## Provided data
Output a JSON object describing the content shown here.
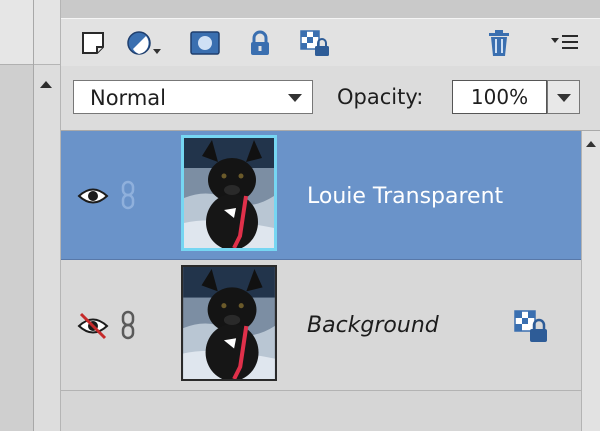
{
  "toolbar": {
    "icons": [
      "new-layer-icon",
      "fill-adjustment-layer-icon",
      "layer-mask-icon",
      "lock-all-icon",
      "lock-transparency-icon",
      "delete-layer-icon",
      "panel-menu-icon"
    ]
  },
  "blend": {
    "mode": "Normal",
    "opacity_label": "Opacity:",
    "opacity_value": "100%"
  },
  "layers": [
    {
      "name": "Louie Transparent",
      "visible": true,
      "selected": true,
      "locked_transparency": false
    },
    {
      "name": "Background",
      "visible": false,
      "selected": false,
      "locked_transparency": true
    }
  ],
  "colors": {
    "selected_row": "#6a93c9",
    "thumb_highlight": "#76d6f2",
    "icon_blue": "#3a6fb0",
    "hidden_slash": "#c62a2a"
  }
}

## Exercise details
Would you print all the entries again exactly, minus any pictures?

## Answer below
Output a JSON object describing the content shown here.
{
  "toolbar": {
    "icons": [
      "new-layer-icon",
      "fill-adjustment-layer-icon",
      "layer-mask-icon",
      "lock-all-icon",
      "lock-transparency-icon",
      "delete-layer-icon",
      "panel-menu-icon"
    ]
  },
  "blend": {
    "mode": "Normal",
    "opacity_label": "Opacity:",
    "opacity_value": "100%"
  },
  "layers": [
    {
      "name": "Louie Transparent",
      "visible": true,
      "selected": true,
      "locked_transparency": false
    },
    {
      "name": "Background",
      "visible": false,
      "selected": false,
      "locked_transparency": true
    }
  ],
  "colors": {
    "selected_row": "#6a93c9",
    "thumb_highlight": "#76d6f2",
    "icon_blue": "#3a6fb0",
    "hidden_slash": "#c62a2a"
  }
}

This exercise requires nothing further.